The technologies were a key part of the Hamburg City Survey project, which covered nearly 9,000 square kilometres. This pilot project was launched by the State Office for Geoinformation and Surveying to explore technologies and validate data. The result was a three-dimensional model of the entire surface area, in which all relevant objects are recognisable: buildings, rooftops, power lines, trees, etc. It is equipped with intelligent algorithms that can recognize and tag these common objects.
When completed, the model can be consulted before decisions are made, providing a framework of shared data to come up with solutions to challenges to contain their impacts. Data will be shared across the entire country and updated regularly, so policymakers can monitor different circumstances. For example, the federal administration adopts a nationwide environmental monitoring system that includes details about precision agriculture, water management, air pollution and climate change.
Digital twins have long been a reliable tool in industrial production to mirror processes in their entirety. Transferring this concept to a wider geographical scope, such as an entire country, poses challenges ranging from technological scaling and modelling to information management and data integration. However, recent advancements in information technology – such as increased processing capabilities through cloud computing, artificial intelligence, and improved surveying techniques – now put the prospect of a nationwide digital twin within reach.

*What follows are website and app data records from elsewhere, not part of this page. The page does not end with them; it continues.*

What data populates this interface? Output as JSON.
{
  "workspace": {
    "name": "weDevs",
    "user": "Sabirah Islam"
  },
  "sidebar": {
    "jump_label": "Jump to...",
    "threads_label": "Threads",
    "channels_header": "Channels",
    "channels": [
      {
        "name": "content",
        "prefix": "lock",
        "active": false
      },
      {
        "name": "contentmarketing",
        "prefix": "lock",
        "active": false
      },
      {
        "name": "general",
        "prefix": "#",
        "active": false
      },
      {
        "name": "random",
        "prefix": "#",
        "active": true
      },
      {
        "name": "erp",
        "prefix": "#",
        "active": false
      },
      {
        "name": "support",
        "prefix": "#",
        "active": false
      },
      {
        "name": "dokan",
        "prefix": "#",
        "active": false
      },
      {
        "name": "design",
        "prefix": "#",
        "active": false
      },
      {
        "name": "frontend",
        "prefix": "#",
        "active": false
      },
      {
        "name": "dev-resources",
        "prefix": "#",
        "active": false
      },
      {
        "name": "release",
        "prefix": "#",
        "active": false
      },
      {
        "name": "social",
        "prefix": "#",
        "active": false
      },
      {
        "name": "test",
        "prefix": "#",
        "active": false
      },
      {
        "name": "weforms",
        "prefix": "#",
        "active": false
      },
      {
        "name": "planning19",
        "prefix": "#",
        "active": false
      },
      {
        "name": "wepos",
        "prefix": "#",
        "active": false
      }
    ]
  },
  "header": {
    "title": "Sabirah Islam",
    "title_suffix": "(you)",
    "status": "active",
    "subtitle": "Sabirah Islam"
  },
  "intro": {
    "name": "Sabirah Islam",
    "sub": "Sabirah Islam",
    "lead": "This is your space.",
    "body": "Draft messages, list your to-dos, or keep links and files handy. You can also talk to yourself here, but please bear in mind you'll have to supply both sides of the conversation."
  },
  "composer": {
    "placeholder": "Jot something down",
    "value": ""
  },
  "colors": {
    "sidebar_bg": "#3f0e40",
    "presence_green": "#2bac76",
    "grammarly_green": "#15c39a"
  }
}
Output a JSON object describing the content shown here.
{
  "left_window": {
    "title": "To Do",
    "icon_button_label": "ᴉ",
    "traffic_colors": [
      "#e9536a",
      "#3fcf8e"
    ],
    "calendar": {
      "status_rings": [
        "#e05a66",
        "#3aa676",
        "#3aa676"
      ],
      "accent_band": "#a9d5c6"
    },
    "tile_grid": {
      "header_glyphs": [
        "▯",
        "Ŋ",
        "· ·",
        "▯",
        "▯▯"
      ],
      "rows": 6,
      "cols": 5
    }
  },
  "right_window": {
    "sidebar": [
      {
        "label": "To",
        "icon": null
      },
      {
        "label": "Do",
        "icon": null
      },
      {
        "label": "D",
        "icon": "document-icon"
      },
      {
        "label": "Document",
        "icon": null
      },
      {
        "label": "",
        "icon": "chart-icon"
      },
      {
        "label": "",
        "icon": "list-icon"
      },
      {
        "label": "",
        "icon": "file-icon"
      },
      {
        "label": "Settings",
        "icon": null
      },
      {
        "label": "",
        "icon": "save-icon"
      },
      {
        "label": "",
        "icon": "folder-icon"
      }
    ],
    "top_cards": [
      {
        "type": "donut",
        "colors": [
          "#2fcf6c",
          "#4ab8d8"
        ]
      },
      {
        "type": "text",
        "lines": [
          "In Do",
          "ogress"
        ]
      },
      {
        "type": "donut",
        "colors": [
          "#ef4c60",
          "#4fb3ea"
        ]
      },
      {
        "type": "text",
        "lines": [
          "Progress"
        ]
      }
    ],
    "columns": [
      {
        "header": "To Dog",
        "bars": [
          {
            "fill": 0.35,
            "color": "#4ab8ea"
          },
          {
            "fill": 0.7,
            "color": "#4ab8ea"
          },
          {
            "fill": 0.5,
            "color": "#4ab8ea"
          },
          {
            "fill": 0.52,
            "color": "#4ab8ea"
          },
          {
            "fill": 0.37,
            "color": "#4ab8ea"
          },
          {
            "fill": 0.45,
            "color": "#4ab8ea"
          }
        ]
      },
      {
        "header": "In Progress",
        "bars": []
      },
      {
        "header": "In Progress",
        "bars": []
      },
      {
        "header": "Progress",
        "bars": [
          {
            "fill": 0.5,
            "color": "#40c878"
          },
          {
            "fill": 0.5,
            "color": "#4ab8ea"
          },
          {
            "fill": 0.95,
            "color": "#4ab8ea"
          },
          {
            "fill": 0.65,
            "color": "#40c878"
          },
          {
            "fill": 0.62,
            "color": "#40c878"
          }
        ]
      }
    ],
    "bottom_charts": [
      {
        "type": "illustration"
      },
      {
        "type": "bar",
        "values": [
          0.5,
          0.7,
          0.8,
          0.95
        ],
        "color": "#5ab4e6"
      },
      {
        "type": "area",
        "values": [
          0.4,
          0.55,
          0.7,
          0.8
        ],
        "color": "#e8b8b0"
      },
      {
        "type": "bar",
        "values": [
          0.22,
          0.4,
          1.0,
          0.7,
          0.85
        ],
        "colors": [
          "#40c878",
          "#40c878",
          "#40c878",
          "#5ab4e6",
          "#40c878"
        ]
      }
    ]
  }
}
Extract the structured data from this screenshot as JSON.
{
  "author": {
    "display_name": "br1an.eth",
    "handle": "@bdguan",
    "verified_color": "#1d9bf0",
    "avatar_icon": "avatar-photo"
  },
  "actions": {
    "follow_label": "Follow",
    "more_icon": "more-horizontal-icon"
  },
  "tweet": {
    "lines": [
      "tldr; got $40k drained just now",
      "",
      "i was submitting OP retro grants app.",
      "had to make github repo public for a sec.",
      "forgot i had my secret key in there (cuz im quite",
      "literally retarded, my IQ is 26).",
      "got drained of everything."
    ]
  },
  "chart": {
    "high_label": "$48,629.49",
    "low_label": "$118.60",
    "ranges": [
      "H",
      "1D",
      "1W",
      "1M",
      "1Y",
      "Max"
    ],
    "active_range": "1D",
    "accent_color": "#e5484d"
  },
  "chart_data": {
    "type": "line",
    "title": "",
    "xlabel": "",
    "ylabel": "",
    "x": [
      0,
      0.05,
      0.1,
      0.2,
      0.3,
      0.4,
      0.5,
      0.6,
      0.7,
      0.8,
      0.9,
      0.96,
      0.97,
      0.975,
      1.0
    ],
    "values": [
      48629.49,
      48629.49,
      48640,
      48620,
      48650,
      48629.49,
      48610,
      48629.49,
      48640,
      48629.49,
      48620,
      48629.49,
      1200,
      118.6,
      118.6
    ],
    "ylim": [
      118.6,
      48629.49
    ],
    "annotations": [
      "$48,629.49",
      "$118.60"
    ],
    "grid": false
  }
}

The German federal government will start working on this project in 2023 with the European Commission, which in turn has launched an initiative, Destination Earth (DestinE), to create a digital twin for the entire earth over the next decade. A common data foundation will enable decision-makers to make faster, more informed and reliable decisions and, most importantly, create communication channels for stakeholders at both the federal and national levels.
At the level of countries in general, and a country such as Germany in particular, these technologies play an essential role in improving infrastructure, emergency readiness, conducting research and developing strategies.
Digital twins open up broad horizons for future smart cities; helping them to fulfil their tasks in a more environmentally, economically and socially compatible way.